Last week I shared some front-end experience with 5 tips for responsive builds. It received positive feedback so I thought it’d be fun to continue with a new mini-series. This month I’ll be focusing on the mistakes we make. Without further ado, let’s start with the biggest:
Smart Phone, Tablet, Desktop
As a composition to highlight the benefits of responsive design, or to show off one’s craftsmanship in a portfolio, this device trio is an appealing visual.
And that’s all it’s good for. For one thing, it ignores every other device capable of displaying a website: feature phones, TVs, projectors, kiosks, ebook readers, printed paper, and even fridges, to name but a few; the list — for all intents and purposes — is endless.

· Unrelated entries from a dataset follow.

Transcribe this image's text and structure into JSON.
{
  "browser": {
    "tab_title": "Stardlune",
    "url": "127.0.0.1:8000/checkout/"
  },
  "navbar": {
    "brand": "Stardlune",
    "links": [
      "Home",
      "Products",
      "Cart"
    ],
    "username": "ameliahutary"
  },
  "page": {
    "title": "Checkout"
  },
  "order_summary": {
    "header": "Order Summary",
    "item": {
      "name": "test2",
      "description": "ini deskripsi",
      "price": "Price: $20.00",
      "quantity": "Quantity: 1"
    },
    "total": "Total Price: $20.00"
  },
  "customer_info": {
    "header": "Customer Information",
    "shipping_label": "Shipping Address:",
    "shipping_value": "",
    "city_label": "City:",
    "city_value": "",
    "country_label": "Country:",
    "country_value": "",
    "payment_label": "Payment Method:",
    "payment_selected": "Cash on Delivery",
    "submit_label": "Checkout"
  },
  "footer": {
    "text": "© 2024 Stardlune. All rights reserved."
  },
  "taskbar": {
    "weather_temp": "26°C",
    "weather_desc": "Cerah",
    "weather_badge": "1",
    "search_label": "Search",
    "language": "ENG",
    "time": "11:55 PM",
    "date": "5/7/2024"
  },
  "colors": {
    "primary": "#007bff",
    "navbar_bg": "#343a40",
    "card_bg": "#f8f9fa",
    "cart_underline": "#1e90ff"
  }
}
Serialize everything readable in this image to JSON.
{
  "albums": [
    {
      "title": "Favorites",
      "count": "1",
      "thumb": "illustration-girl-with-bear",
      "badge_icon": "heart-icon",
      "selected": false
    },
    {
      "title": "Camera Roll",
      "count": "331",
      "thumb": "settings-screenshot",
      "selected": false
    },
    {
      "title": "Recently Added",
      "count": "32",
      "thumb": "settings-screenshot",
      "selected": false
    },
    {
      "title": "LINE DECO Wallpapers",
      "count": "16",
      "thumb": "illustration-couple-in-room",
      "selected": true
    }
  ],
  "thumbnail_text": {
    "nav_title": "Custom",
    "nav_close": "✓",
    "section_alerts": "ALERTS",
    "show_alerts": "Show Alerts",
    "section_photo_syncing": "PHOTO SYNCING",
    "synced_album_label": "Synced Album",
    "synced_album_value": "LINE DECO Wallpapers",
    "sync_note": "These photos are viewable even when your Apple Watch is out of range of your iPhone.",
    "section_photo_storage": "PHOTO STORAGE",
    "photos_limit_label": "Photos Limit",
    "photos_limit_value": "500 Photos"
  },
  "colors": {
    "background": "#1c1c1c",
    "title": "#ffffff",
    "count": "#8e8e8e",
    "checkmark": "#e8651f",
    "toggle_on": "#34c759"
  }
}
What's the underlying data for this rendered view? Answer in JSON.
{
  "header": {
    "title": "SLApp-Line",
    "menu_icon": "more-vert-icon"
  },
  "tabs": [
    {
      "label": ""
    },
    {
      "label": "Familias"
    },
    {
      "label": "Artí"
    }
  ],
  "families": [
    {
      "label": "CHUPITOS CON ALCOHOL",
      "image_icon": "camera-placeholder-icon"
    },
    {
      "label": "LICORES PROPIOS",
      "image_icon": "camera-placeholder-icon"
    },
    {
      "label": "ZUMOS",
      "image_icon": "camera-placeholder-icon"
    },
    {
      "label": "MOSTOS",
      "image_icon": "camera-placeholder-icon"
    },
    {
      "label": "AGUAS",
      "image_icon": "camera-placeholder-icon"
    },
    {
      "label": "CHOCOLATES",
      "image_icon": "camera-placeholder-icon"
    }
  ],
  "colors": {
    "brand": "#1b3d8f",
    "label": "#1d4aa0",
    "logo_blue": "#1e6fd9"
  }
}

Designing with three distinct devices in mind is misguided (even more so if you only care for Apple products). The Web is ubiquitous and it’s our job to design for what we know, not what we prefer. As far as we’re concerned there are devices with varying viewport sizes and connectivity. They have different input methods, e.g. mouse, keyboard, touchscreen, touchpad, stylus, remote, gaming pad, voice, and movement sensors. What’s more, each device has a unique subset of web standards it supports and many other features that give us a mere fragment of a clue towards user context.
Acknowledge how little is known about the user’s context. Realise that trying to categorise devices is a futile exercise. As Jason Grigsby says:
Any attempt to draw a line around a particular device class has as much permanence as a literal line in the sand.
Design and build for an entirely fluid viewport (don’t forget height). Allow content to dictate design breakpoints. Remember that responsive design is not just about fitting content into layouts that negate zooming. Consider the effects of scrolling too; how is usability affected when elements move off screen?
Give affordance in your design, for example, provide a healthy amount of whitespace around interactive elements for thin pointers and fat fingers. Only get specific after feature detection *and then *progressively enhance from an accessible baseline.
Finally, don’t get caught up in the “mobile-first” hype without thinking. Look at your website’s analytics and future projections. Optimise for today from a business perspective. A device-agnostic mindset is undoubtedly our best stance as designers but sometimes other factors may supersede (with caution). After all, design is not timeless and the Web evolves quickly.
Coming up next…
Understanding what we’re actually designing for is the first hurdle. Over the next few weeks I’ll be introducing other responsive design mistakes and how to avoid them — and I’ve made/overcome a few!
Follow me on Twitter for future updates in this series.